*** Data for analysis Section Begins ***

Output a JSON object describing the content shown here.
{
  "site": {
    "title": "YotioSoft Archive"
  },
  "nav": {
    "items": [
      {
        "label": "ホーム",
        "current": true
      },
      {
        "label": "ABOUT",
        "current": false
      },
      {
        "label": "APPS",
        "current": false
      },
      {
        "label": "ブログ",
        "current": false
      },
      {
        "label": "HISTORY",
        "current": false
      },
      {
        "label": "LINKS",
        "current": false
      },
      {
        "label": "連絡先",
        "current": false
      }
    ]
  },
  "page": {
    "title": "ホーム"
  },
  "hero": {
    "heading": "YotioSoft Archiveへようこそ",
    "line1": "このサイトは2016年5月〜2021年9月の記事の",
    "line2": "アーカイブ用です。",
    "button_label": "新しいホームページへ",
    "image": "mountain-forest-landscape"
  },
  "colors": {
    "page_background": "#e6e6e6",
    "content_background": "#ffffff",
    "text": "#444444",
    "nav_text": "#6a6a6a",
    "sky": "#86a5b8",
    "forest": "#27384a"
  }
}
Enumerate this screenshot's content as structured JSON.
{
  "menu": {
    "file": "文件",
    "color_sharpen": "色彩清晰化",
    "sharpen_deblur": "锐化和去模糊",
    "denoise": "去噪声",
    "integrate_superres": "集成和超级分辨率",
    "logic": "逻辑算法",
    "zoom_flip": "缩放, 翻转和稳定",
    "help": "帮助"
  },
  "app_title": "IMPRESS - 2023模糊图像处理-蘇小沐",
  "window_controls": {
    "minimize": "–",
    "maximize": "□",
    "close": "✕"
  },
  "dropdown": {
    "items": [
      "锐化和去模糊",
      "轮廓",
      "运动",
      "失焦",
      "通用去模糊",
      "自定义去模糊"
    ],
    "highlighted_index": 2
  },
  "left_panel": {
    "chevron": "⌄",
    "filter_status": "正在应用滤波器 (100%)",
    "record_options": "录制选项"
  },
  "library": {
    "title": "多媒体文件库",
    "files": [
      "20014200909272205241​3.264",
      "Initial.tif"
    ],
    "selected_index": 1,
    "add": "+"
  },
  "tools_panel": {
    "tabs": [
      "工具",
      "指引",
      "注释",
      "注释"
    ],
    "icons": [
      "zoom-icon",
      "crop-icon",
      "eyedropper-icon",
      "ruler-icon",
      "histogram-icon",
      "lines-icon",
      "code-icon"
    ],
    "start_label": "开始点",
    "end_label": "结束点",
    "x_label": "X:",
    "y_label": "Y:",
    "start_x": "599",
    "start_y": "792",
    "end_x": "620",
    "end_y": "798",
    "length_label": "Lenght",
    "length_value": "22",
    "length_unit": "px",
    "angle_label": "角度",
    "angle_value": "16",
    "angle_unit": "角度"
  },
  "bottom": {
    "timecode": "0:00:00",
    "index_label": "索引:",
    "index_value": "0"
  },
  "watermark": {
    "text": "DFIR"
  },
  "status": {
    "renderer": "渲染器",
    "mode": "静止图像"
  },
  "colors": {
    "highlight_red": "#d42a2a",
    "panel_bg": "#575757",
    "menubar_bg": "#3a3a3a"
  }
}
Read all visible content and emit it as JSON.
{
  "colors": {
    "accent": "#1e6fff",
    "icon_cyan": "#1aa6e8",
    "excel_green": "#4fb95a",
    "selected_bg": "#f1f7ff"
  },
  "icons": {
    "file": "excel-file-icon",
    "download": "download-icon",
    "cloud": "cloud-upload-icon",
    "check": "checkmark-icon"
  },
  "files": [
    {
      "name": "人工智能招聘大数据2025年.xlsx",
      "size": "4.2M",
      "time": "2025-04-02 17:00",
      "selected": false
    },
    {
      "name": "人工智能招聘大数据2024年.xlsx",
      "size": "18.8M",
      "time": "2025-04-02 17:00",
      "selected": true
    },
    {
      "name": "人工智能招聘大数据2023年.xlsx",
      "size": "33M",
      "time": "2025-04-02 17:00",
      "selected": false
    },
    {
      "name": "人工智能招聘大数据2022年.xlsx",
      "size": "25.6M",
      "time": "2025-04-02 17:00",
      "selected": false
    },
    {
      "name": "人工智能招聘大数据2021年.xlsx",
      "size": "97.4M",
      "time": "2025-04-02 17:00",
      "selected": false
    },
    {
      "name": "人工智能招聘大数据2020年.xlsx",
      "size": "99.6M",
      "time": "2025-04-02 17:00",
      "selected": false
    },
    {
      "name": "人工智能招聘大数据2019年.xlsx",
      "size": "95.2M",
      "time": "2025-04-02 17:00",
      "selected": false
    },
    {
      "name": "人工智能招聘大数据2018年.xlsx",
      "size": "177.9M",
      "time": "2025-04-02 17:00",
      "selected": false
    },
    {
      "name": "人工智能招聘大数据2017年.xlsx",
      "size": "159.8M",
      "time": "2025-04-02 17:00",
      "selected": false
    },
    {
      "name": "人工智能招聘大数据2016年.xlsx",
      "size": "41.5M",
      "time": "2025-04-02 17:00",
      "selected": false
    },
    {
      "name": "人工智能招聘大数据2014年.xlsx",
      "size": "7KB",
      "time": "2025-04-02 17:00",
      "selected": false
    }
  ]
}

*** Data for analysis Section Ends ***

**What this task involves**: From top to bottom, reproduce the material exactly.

**Solution for this task**:
Output a JSON object describing the content shown here.
{
  "site": {
    "title": "YotioSoft Archive"
  },
  "nav": {
    "items": [
      {
        "label": "ホーム",
        "current": true
      },
      {
        "label": "ABOUT",
        "current": false
      },
      {
        "label": "APPS",
        "current": false
      },
      {
        "label": "ブログ",
        "current": false
      },
      {
        "label": "HISTORY",
        "current": false
      },
      {
        "label": "LINKS",
        "current": false
      },
      {
        "label": "連絡先",
        "current": false
      }
    ]
  },
  "page": {
    "title": "ホーム"
  },
  "hero": {
    "heading": "YotioSoft Archiveへようこそ",
    "line1": "このサイトは2016年5月〜2021年9月の記事の",
    "line2": "アーカイブ用です。",
    "button_label": "新しいホームページへ",
    "image": "mountain-forest-landscape"
  },
  "colors": {
    "page_background": "#e6e6e6",
    "content_background": "#ffffff",
    "text": "#444444",
    "nav_text": "#6a6a6a",
    "sky": "#86a5b8",
    "forest": "#27384a"
  }
}
Enumerate this screenshot's content as structured JSON.
{
  "menu": {
    "file": "文件",
    "color_sharpen": "色彩清晰化",
    "sharpen_deblur": "锐化和去模糊",
    "denoise": "去噪声",
    "integrate_superres": "集成和超级分辨率",
    "logic": "逻辑算法",
    "zoom_flip": "缩放, 翻转和稳定",
    "help": "帮助"
  },
  "app_title": "IMPRESS - 2023模糊图像处理-蘇小沐",
  "window_controls": {
    "minimize": "–",
    "maximize": "□",
    "close": "✕"
  },
  "dropdown": {
    "items": [
      "锐化和去模糊",
      "轮廓",
      "运动",
      "失焦",
      "通用去模糊",
      "自定义去模糊"
    ],
    "highlighted_index": 2
  },
  "left_panel": {
    "chevron": "⌄",
    "filter_status": "正在应用滤波器 (100%)",
    "record_options": "录制选项"
  },
  "library": {
    "title": "多媒体文件库",
    "files": [
      "20014200909272205241​3.264",
      "Initial.tif"
    ],
    "selected_index": 1,
    "add": "+"
  },
  "tools_panel": {
    "tabs": [
      "工具",
      "指引",
      "注释",
      "注释"
    ],
    "icons": [
      "zoom-icon",
      "crop-icon",
      "eyedropper-icon",
      "ruler-icon",
      "histogram-icon",
      "lines-icon",
      "code-icon"
    ],
    "start_label": "开始点",
    "end_label": "结束点",
    "x_label": "X:",
    "y_label": "Y:",
    "start_x": "599",
    "start_y": "792",
    "end_x": "620",
    "end_y": "798",
    "length_label": "Lenght",
    "length_value": "22",
    "length_unit": "px",
    "angle_label": "角度",
    "angle_value": "16",
    "angle_unit": "角度"
  },
  "bottom": {
    "timecode": "0:00:00",
    "index_label": "索引:",
    "index_value": "0"
  },
  "watermark": {
    "text": "DFIR"
  },
  "status": {
    "renderer": "渲染器",
    "mode": "静止图像"
  },
  "colors": {
    "highlight_red": "#d42a2a",
    "panel_bg": "#575757",
    "menubar_bg": "#3a3a3a"
  }
}
Read all visible content and emit it as JSON.
{
  "colors": {
    "accent": "#1e6fff",
    "icon_cyan": "#1aa6e8",
    "excel_green": "#4fb95a",
    "selected_bg": "#f1f7ff"
  },
  "icons": {
    "file": "excel-file-icon",
    "download": "download-icon",
    "cloud": "cloud-upload-icon",
    "check": "checkmark-icon"
  },
  "files": [
    {
      "name": "人工智能招聘大数据2025年.xlsx",
      "size": "4.2M",
      "time": "2025-04-02 17:00",
      "selected": false
    },
    {
      "name": "人工智能招聘大数据2024年.xlsx",
      "size": "18.8M",
      "time": "2025-04-02 17:00",
      "selected": true
    },
    {
      "name": "人工智能招聘大数据2023年.xlsx",
      "size": "33M",
      "time": "2025-04-02 17:00",
      "selected": false
    },
    {
      "name": "人工智能招聘大数据2022年.xlsx",
      "size": "25.6M",
      "time": "2025-04-02 17:00",
      "selected": false
    },
    {
      "name": "人工智能招聘大数据2021年.xlsx",
      "size": "97.4M",
      "time": "2025-04-02 17:00",
      "selected": false
    },
    {
      "name": "人工智能招聘大数据2020年.xlsx",
      "size": "99.6M",
      "time": "2025-04-02 17:00",
      "selected": false
    },
    {
      "name": "人工智能招聘大数据2019年.xlsx",
      "size": "95.2M",
      "time": "2025-04-02 17:00",
      "selected": false
    },
    {
      "name": "人工智能招聘大数据2018年.xlsx",
      "size": "177.9M",
      "time": "2025-04-02 17:00",
      "selected": false
    },
    {
      "name": "人工智能招聘大数据2017年.xlsx",
      "size": "159.8M",
      "time": "2025-04-02 17:00",
      "selected": false
    },
    {
      "name": "人工智能招聘大数据2016年.xlsx",
      "size": "41.5M",
      "time": "2025-04-02 17:00",
      "selected": false
    },
    {
      "name": "人工智能招聘大数据2014年.xlsx",
      "size": "7KB",
      "time": "2025-04-02 17:00",
      "selected": false
    }
  ]
}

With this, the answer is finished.